The Baldwin County school system is bursting at the seams. Here at Foley High School there are more than eighteen hundred students. Temporary classrooms, called portables, are set up outside here and at Baldwin’s six other high schools to make sure there are enough seats.
“I rarely go in to the main building unless I have to because if you had to walk through those halls during class changing time.”
Doctor Beth Taylor teaches animal and veterinary science in a portable called the Ag shack.
“It’s almost impossible to navigate through the halls.”
Just south of Foley High, Gulf Shores Elementary houses about one-thousand students. Christie Whitehead’s classroom is heading to the library in the main building from her portable classroom. She has about 25 students in a portable that should only hold 18.
She has calculated how much time is used for just commuting to other places inside the school…
“And we lose about 45 minutes of instructional time each day commuting from the library, it’s all the way in the front part of the campus. And just going to the restroom, water, the lunchroom, P.E.”
One solution to Baldwin’s school woes is money. But, that’s hard to come by. The Baldwin County School board proposed a property tax hike to raise $1 billion to the school system over the next 30 years. The money would have gone to building new schools and closing most of the portables in the county. Voters said no…
“And I had not experienced a day like that before.”
That’s Terry Burkle. She Executive Director of the Baldwin County Education Coalition, who was in favor of the new property tax.
“People who were showing up were very angry and you could see it on their faces. It didn't take the first hour that we knew it’s likely we were not going to be successful.”
Almost 46-thousand votes were cast, about a third of the county’s registered voters. We met Christie Whitehead at Gulf Shores Elementary…
“It broke my heart because the next day, my children, you should’ve seen their faces. They said Ms. Whitehead, it didn’t pass. And I said, I know baby, I know that. And they said, why? And one little girl said, ‘Am I going to be in a portable the rest of my life?’ I wanted to cry. But I can teach in a portable if I need to for the rest of my life. That’s not about it. It’s the number of children we have in the portables.”
There are plenty of possibilities as to why the new tax referendum was shot down. Matthew Brown is the Chairman of Educate Baldwin Now. He led the charge against the plan…
“We want Baldwin County to have the best education system in the state. But a couple of months prior to the election, we, just an independent group of citizens sat down and started talking about this and looked at the numbers that were presented and we had some big questions. We decided to let the public know what those questions and concerns were.”
Tax supporter Terry Burkle believes the school board could have done a better job of explaining why they needed the referendum to pass. She and the coalition would like more dialogue with the school board. The hope is to get the message out that what they are doing is for the benefit for the students.

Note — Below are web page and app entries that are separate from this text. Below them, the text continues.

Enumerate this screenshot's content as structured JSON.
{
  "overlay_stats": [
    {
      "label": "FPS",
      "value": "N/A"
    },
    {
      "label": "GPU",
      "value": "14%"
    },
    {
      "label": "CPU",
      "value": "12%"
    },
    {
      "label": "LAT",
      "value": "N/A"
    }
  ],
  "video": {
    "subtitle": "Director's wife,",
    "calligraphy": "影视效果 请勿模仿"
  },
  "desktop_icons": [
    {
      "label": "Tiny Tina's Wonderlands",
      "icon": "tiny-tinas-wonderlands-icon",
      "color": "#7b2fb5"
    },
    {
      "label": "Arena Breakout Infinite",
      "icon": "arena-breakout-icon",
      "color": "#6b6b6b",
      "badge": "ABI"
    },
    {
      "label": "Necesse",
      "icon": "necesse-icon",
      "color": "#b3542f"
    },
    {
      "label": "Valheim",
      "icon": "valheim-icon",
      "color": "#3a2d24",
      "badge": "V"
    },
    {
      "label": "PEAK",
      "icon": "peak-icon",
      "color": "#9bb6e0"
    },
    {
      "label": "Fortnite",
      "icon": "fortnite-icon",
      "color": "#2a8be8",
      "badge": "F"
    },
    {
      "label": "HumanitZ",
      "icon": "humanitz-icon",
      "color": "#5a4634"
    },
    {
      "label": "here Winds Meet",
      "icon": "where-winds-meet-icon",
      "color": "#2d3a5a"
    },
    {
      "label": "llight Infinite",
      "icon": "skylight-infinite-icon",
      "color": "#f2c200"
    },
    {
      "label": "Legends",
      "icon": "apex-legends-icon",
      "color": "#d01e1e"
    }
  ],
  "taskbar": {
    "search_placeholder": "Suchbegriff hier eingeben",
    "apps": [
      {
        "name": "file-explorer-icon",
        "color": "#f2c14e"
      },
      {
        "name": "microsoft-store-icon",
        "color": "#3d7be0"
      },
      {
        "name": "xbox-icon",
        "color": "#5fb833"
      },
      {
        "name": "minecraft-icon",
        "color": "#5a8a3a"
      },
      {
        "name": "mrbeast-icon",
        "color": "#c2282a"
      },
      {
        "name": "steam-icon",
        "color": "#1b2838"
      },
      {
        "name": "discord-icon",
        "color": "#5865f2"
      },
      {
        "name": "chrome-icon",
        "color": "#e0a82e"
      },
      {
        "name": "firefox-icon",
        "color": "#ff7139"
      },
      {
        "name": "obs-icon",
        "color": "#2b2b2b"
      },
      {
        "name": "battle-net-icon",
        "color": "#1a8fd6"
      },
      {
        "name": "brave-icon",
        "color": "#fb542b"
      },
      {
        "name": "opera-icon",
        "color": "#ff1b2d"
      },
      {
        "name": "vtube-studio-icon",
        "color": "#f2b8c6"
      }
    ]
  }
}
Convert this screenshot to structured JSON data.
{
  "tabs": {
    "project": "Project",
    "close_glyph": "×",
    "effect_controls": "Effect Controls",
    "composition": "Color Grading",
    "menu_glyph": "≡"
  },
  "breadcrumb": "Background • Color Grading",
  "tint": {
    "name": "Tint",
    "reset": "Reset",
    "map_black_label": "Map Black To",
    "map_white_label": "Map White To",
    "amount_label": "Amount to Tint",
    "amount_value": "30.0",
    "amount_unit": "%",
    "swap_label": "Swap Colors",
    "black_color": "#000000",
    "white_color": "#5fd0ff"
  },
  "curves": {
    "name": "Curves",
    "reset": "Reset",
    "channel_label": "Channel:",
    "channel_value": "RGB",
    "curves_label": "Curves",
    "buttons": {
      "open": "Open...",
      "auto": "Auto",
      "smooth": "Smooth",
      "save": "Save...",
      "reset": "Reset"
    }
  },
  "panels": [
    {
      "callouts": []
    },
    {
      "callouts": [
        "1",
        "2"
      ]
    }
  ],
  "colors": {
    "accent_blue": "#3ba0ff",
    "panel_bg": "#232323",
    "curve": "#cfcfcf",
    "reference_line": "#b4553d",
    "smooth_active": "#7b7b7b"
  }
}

“We haven’t been doing what we really need to do and that’s continue to inform and engage our citizens so they feel that ownership in our local schools. And I think the end will be an even better plan and an even better approach for addressing our growth challenges here in the county than we had previously.”
Tax critic Matthew Brown says if that happens, progress can be made.
“There hasn’t been an opportunity to say hey, why don’t you folks come in for a meeting, let’s sit down and let’s actually have a dialogue about this data to find out where it actually lands. That’s what’s going to have to happen before the people of Baldwin County are willing to move forward on this.”
In the meantime, the school system is heading back to the drawing board to come up with ways for more revenue to build more infrastructure.
Back at the Village Deli, it looks like there won’t be a lack of customers anytime soon. A new study from the University of Alabama's Center for Business and Economic Research predicts another 100-thousand people could soon relocate to Baldwin County. Meaning more kids in school and more customers jockeying for a table.